When I first tried to describe our “Christian House of Hospitality” to my sister, the conversation ended something like this…
Lisa: So basically, you’re just living with your friends.
Me: Well, not exactly. We keep space open for people who need a place to stay.
Lisa: Well, yeah, we let people crash on our couch, too.
And it got me thinking. How is Christian community any different from just rooming with friends? I have lived with other people my entire life: my family, roommates, then housemates. We loved each other and tried to hold each other accountable. We talked about God and sometimes prayed together. We screwed up, fought, and forgave each other. And if someone we knew needed help, we were sometimes willing to open our doors, our table, our wallets, and our beds.
So how’s that any different from my life now? Well, in a lot of ways, it’s no different at all. God gives us this communal way of living because God knows we will flourish, we will become our best selves, when we live and work together. Because giving and receiving from one another is how we were created to live, there is something inside us that drives us to those kinds of practices naturally. Poverty can also force people to these practices naturally. If you don’t have much, you quickly learn to depend on others, share space and resources, and pray daily for your needs to be met. One reason Jesus favored poverty was because he knew that the poor could engage in communal life much more easily than the rich.
But poverty can also make us guarded and manipulative. College roommates might sometimes look like Christian community, but eventually someone will come along who you can’t welcome — after all, you never know who might steal your laptops.
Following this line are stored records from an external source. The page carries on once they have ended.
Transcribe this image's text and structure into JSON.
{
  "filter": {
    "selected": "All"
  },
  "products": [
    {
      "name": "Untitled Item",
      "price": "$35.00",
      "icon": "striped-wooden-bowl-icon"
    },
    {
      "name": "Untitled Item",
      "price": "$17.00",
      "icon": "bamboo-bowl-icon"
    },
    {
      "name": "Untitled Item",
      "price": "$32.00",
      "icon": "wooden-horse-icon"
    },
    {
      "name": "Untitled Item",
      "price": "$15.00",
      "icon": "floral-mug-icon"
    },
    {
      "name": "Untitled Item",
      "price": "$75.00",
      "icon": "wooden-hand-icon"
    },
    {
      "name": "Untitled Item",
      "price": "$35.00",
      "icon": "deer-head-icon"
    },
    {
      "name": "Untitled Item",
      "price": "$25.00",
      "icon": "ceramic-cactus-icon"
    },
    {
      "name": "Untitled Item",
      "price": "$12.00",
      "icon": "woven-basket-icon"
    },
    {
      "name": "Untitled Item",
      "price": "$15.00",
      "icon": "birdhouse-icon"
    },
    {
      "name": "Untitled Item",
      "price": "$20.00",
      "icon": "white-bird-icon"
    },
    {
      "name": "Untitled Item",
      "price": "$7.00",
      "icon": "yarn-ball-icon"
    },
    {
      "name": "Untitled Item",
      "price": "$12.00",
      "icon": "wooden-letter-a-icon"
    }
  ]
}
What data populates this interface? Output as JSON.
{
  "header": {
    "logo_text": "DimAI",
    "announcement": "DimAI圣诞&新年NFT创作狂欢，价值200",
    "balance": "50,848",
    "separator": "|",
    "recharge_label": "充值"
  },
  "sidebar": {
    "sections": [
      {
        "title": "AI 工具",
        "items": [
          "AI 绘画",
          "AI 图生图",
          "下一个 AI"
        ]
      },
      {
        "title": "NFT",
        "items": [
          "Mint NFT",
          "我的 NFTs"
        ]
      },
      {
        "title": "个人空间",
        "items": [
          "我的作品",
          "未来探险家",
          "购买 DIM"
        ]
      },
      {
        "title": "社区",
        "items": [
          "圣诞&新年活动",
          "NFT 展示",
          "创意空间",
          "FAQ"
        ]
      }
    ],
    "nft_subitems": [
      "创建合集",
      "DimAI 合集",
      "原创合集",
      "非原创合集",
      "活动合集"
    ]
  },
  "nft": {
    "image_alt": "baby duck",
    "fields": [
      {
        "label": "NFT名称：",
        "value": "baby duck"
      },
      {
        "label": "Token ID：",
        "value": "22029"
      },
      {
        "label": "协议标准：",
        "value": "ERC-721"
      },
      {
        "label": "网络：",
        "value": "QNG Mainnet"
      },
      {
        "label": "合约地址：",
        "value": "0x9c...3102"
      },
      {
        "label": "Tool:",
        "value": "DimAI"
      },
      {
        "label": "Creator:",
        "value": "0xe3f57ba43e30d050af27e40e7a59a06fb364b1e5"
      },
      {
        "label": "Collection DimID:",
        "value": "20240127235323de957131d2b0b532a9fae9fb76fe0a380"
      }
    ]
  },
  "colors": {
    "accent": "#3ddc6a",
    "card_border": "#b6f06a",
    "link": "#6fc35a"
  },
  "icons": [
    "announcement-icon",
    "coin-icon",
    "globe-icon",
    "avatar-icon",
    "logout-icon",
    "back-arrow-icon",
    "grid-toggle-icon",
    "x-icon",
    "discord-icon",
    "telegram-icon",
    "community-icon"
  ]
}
While we can surely stumble onto communities of hospitality without naming them as such, our practices become more deep, consistent, and simply possible when we self-consciously claim our communities for Christ’s welcoming, inter-dependent, prayerful living. I’ve noticed that when we do claim our communities for Christ, there is one notable difference from when we are simply living with roommates: our level of intentionality. That is, we do what we do on purpose.
Intentionality is important because while Christian communal practices may be good for us, they can also be hard and are often counter to what our culture assumes. You may happen to pray with your housemates, but if you don’t set specific time(s) aside each day, things come up, people lose interest, or you simply forget. You may naturally hold your roommates accountable for their ethical decisions, but if you haven’t made an intentional commitment to give and receive such comments, a roommate’s critique may seem petty, jealous, and unwelcome. Accountability is hard — it’s hard to tell someone you see her going down a harmful path. Without an intentional commitment to engage in such difficult conversations, the most difficult (and most important) comments are more easily left unsaid.
Finally, welcoming the stranger is hard, too. You may naturally welcome folks into your home for meals or to crash on your couch, but sustained commitment to welcoming any and all of God’s children can only happen when a whole community is committed to the practice and the support of one another in the difficulties of that practice. Welcoming people to meals means spending double or triple what you would normally spend on food. Welcoming anyone into your home means running the risk of lost property or even harm to yourself. Welcoming a person off the street means welcoming their needs, their legal and medical problems, and their lack of transportation. Such radical hospitality runs against the grain of what our culture tells us about security and self-reliance. While radical hospitality might be naturally somewhere deep inside of us, I truly believe we need intentional communities to help us engage in this widely-condemned welcoming.
If you’ve simply slipped into Christian hospitality without knowing it as such, you might miss the best part: meeting Christ in the face of another person every single day. Because I know why we do what we do, my eyes are opened to see Jesus hiding in all of our practices. Because I know that our table fellowship is made possible only by Christ’s giving of his body and blood, I see Jesus when we sit down together to eat. Because I know that we pray not simply out of necessity, but because Jesus taught us to pray, I can hear Jesus in my housemate’s recitation of our Lord’s prayer. Because I know that Jesus said when we welcome the stranger, we welcome him, I have the honor and privilege of meeting Jesus each day in those whose needs so quickly overwhelm me.
Because I know that we are striving together to be the body of Christ and not simply roommates, I can begin to see Christ in myself. I can begin to see my own inexplicable, astonishing worth as I see the Christ in me — and that’s a pretty big change from any way I’ve lived before. So while Christian Houses of Hospitality might be friends rooming together, and while friends rooming together might naturally engage in practices of hospitality, I ultimately think that the claiming of communities for Christ makes a difference: a difference in intentionality that visibly shapes the community’s life, and the blessed difference of having our eyes opened to seeing Christ in all we do.
[This article originally appeared in Prism Magazine. Sarah Jobe lives in Rutba House, an intentional Christian community in North Carolina.]